• PROBLEM TO SOLVE: The answer consists solely of the data below, reproduced exactly.

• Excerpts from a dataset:
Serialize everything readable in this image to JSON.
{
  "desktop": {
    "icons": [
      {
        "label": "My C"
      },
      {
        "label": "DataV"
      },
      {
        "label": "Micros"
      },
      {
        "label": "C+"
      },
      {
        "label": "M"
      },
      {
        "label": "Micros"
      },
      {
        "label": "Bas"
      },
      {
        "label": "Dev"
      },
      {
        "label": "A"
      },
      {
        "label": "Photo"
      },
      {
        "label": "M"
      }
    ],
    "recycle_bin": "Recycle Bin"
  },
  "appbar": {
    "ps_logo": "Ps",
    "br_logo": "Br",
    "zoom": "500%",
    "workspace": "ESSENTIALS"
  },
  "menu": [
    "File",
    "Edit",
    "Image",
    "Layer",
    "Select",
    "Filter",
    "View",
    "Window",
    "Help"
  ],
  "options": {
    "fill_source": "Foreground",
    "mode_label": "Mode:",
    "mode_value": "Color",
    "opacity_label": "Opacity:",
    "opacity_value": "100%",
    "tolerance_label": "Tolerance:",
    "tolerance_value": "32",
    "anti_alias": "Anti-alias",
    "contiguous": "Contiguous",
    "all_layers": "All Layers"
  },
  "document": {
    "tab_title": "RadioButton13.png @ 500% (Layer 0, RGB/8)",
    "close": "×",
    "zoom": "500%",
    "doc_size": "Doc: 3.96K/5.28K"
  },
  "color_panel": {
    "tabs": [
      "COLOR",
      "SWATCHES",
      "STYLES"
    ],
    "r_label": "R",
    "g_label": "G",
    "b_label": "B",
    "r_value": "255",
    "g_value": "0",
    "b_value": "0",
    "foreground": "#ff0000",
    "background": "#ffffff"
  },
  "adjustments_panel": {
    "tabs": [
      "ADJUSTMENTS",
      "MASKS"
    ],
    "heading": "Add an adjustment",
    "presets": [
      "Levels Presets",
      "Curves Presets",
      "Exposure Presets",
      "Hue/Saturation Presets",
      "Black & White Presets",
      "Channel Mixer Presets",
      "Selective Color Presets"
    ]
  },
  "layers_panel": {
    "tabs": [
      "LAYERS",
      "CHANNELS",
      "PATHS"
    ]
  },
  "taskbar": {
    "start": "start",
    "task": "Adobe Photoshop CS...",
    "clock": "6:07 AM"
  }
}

• SOLUTION TO THIS EXERCISE:
Serialize everything readable in this image to JSON.
{
  "desktop": {
    "icons": [
      {
        "label": "My C"
      },
      {
        "label": "DataV"
      },
      {
        "label": "Micros"
      },
      {
        "label": "C+"
      },
      {
        "label": "M"
      },
      {
        "label": "Micros"
      },
      {
        "label": "Bas"
      },
      {
        "label": "Dev"
      },
      {
        "label": "A"
      },
      {
        "label": "Photo"
      },
      {
        "label": "M"
      }
    ],
    "recycle_bin": "Recycle Bin"
  },
  "appbar": {
    "ps_logo": "Ps",
    "br_logo": "Br",
    "zoom": "500%",
    "workspace": "ESSENTIALS"
  },
  "menu": [
    "File",
    "Edit",
    "Image",
    "Layer",
    "Select",
    "Filter",
    "View",
    "Window",
    "Help"
  ],
  "options": {
    "fill_source": "Foreground",
    "mode_label": "Mode:",
    "mode_value": "Color",
    "opacity_label": "Opacity:",
    "opacity_value": "100%",
    "tolerance_label": "Tolerance:",
    "tolerance_value": "32",
    "anti_alias": "Anti-alias",
    "contiguous": "Contiguous",
    "all_layers": "All Layers"
  },
  "document": {
    "tab_title": "RadioButton13.png @ 500% (Layer 0, RGB/8)",
    "close": "×",
    "zoom": "500%",
    "doc_size": "Doc: 3.96K/5.28K"
  },
  "color_panel": {
    "tabs": [
      "COLOR",
      "SWATCHES",
      "STYLES"
    ],
    "r_label": "R",
    "g_label": "G",
    "b_label": "B",
    "r_value": "255",
    "g_value": "0",
    "b_value": "0",
    "foreground": "#ff0000",
    "background": "#ffffff"
  },
  "adjustments_panel": {
    "tabs": [
      "ADJUSTMENTS",
      "MASKS"
    ],
    "heading": "Add an adjustment",
    "presets": [
      "Levels Presets",
      "Curves Presets",
      "Exposure Presets",
      "Hue/Saturation Presets",
      "Black & White Presets",
      "Channel Mixer Presets",
      "Selective Color Presets"
    ]
  },
  "layers_panel": {
    "tabs": [
      "LAYERS",
      "CHANNELS",
      "PATHS"
    ]
  },
  "taskbar": {
    "start": "start",
    "task": "Adobe Photoshop CS...",
    "clock": "6:07 AM"
  }
}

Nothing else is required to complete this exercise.